So although the Chinese tanner is not at fault, sales in Chinese-made leather sofas are likely to plummet. Leather sofas from China have been huge business in recent years and the fungicide has been introduced to the furniture to prevent the growth of mould during storage.
According to Wikipedia, ‘dimethyl fumarate has been found to be a sensitizer at very low concentrations, producing extensive, pronounced eczema that is difficult to treat. There are only a handful of equally potent sensitizers. The extreme sensitizing risk was brought to public attention by the ‘poison chair’ incident, where 60 patients were diagnosed with allergic eczema. Dimethyl fumarate was used as a mould inhibitor. The chairs were sold in 2006-2007 and produced by a Chinese manufacturer.
In February of this year the UK television programme Watchdog investigated a number of high street retailers selling leather furniture, Land of Leather and Argos among them. Hundreds of people were reported as having experienced rashes and blistering across their body since buying leather sofas from sofas manufactured by Chinese firm, Linkwise.
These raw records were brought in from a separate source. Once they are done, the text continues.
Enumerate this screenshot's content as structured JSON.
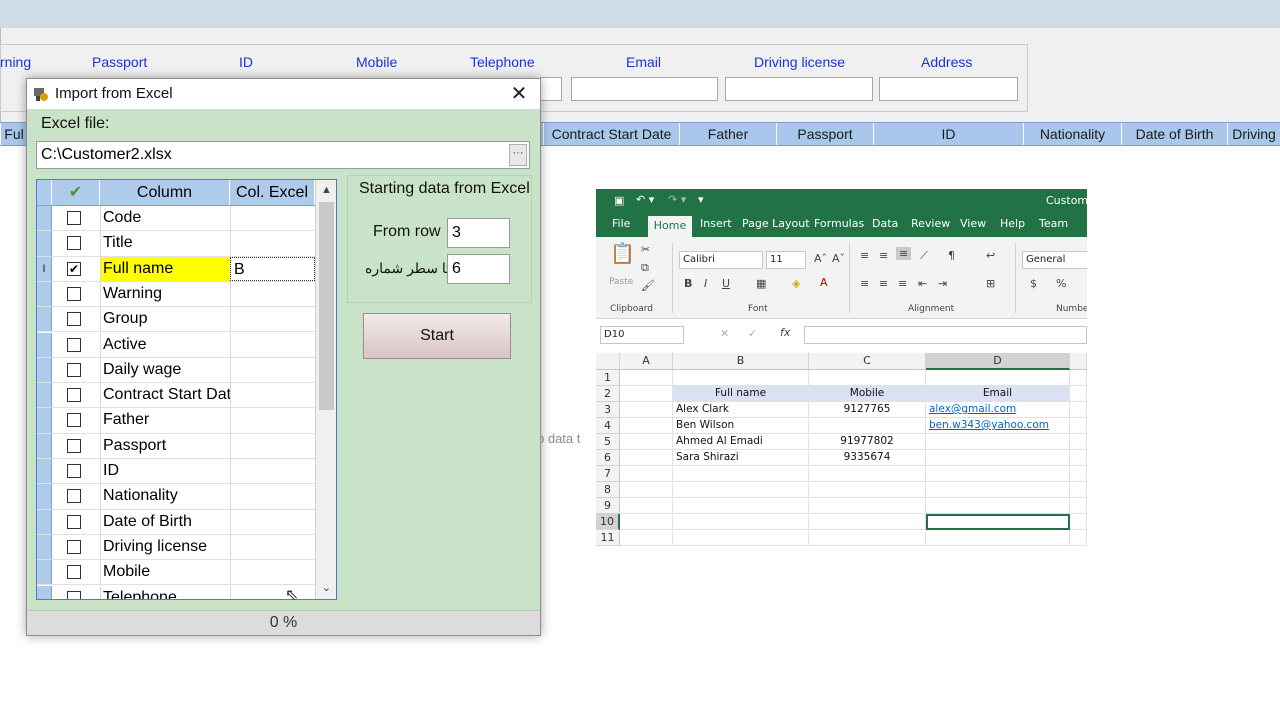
{
  "background_app": {
    "filter_labels": [
      "rning",
      "Passport",
      "ID",
      "Mobile",
      "Telephone",
      "Email",
      "Driving license",
      "Address"
    ],
    "grid_columns": [
      "Ful",
      "Contract Start Date",
      "Father",
      "Passport",
      "ID",
      "Nationality",
      "Date of Birth",
      "Driving"
    ],
    "empty_text": "o data t"
  },
  "dialog": {
    "title": "Import from Excel",
    "close_glyph": "✕",
    "excel_file_label": "Excel file:",
    "excel_file_path": "C:\\Customer2.xlsx",
    "browse_label": "···",
    "grid_headers": {
      "check": "✔",
      "column": "Column",
      "col_excel": "Col. Excel"
    },
    "rows": [
      {
        "name": "Code",
        "checked": false,
        "col": ""
      },
      {
        "name": "Title",
        "checked": false,
        "col": ""
      },
      {
        "name": "Full name",
        "checked": true,
        "col": "B",
        "selected": true
      },
      {
        "name": "Warning",
        "checked": false,
        "col": ""
      },
      {
        "name": "Group",
        "checked": false,
        "col": ""
      },
      {
        "name": "Active",
        "checked": false,
        "col": ""
      },
      {
        "name": "Daily wage",
        "checked": false,
        "col": ""
      },
      {
        "name": "Contract Start Date",
        "checked": false,
        "col": ""
      },
      {
        "name": "Father",
        "checked": false,
        "col": ""
      },
      {
        "name": "Passport",
        "checked": false,
        "col": ""
      },
      {
        "name": "ID",
        "checked": false,
        "col": ""
      },
      {
        "name": "Nationality",
        "checked": false,
        "col": ""
      },
      {
        "name": "Date of Birth",
        "checked": false,
        "col": ""
      },
      {
        "name": "Driving license",
        "checked": false,
        "col": ""
      },
      {
        "name": "Mobile",
        "checked": false,
        "col": ""
      },
      {
        "name": "Telephone",
        "checked": false,
        "col": ""
      }
    ],
    "selected_row_marker": "I",
    "starting_title": "Starting data from Excel",
    "from_row_label": "From row",
    "from_row_value": "3",
    "to_row_label": "تا سطر شماره",
    "to_row_value": "6",
    "start_button": "Start",
    "progress_text": "0 %",
    "scroll_up": "▲",
    "scroll_down": "⌄"
  },
  "excel": {
    "title": "Customer",
    "tabs": [
      "File",
      "Home",
      "Insert",
      "Page Layout",
      "Formulas",
      "Data",
      "Review",
      "View",
      "Help",
      "Team"
    ],
    "active_tab": "Home",
    "font_name": "Calibri",
    "font_size": "11",
    "number_format": "General",
    "groups": [
      "Clipboard",
      "Font",
      "Alignment",
      "Number"
    ],
    "paste_label": "Paste",
    "name_box": "D10",
    "fx": "fx",
    "columns": [
      "A",
      "B",
      "C",
      "D"
    ],
    "row_numbers": [
      "1",
      "2",
      "3",
      "4",
      "5",
      "6",
      "7",
      "8",
      "9",
      "10",
      "11"
    ],
    "header_row": [
      "Full name",
      "Mobile",
      "Email"
    ],
    "data_rows": [
      [
        "Alex Clark",
        "9127765",
        "alex@gmail.com"
      ],
      [
        "Ben Wilson",
        "",
        "ben.w343@yahoo.com"
      ],
      [
        "Ahmed Al Emadi",
        "91977802",
        ""
      ],
      [
        "Sara Shirazi",
        "9335674",
        ""
      ]
    ],
    "accent_color": "#217346"
  }
}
Lawyer Richard Langton, of Russell Jones and Walker, is heading a class action of 300 people looking for compensation for injuries they believe have been caused by the sofas. One hundred other law firms are also leading claims.
Linkwise say their products have nothing to do with the skin problems and stress that tests have so far been unable to establish a direct link between the reactions and any of its sofas.
Even after the BBC’s Watchdog programme highlighted the issue some retail outlets continued to offer the products for sale. Russell Jones & Walker’s Richard Langton, who is representing more than 300 clients affected by the sofas, and who contributed to the Watchdog programme, has revealed that customers are still coming forward with claims.
He said: ‘We are acting for hundreds of claimants all over the UK who purchased these potentially harmful sofas through a number of retailers including Walmsley Furnishing, Land Of Leather and DFS. One of my clients heard a salesman asking if a customer had any allergies before selling them an identical model. Such behaviour is irresponsible at best.’
‘Scientific examination of the contents of sofas, made by the Chinese Linkwise Furniture company, has revealed the presence of fungicide in the sofas. It appears that the manufacturer had placed sachets of the fumarate either in the cushion material or immediately underneath the leather. Once people have begun using the sofas in their homes the chemical appears to have leaked out through the leather and onto the skin, causing great distress. Symptoms get worse and worse unless the sofa is removed.
‘Despite the recent publicity on national television, and the fact that these retailers are fully aware that the furniture may be causing harm to the public, some are continuing to market the sofas. Land of Leather has even been offering the goods at reduced prices as part of a sale…
As we are not yet fully aware of the long term health implications of exposure to this chemical it is imperative that these items are withdrawn from sale immediately and that retailers begin to take a more proactive stance with their customers as other retailers have. They should be sending letters to all customers who have bought Linkwise furniture in the last two years warning them that if they have had a skin complaint then this could be the cause.’
Russell Jones & Walker are currently carrying out their own investigation, including instructing a consultant dermatologist and an expert toxicologist. The fungicide concerned is believed to also be used in medical treatments and in food production.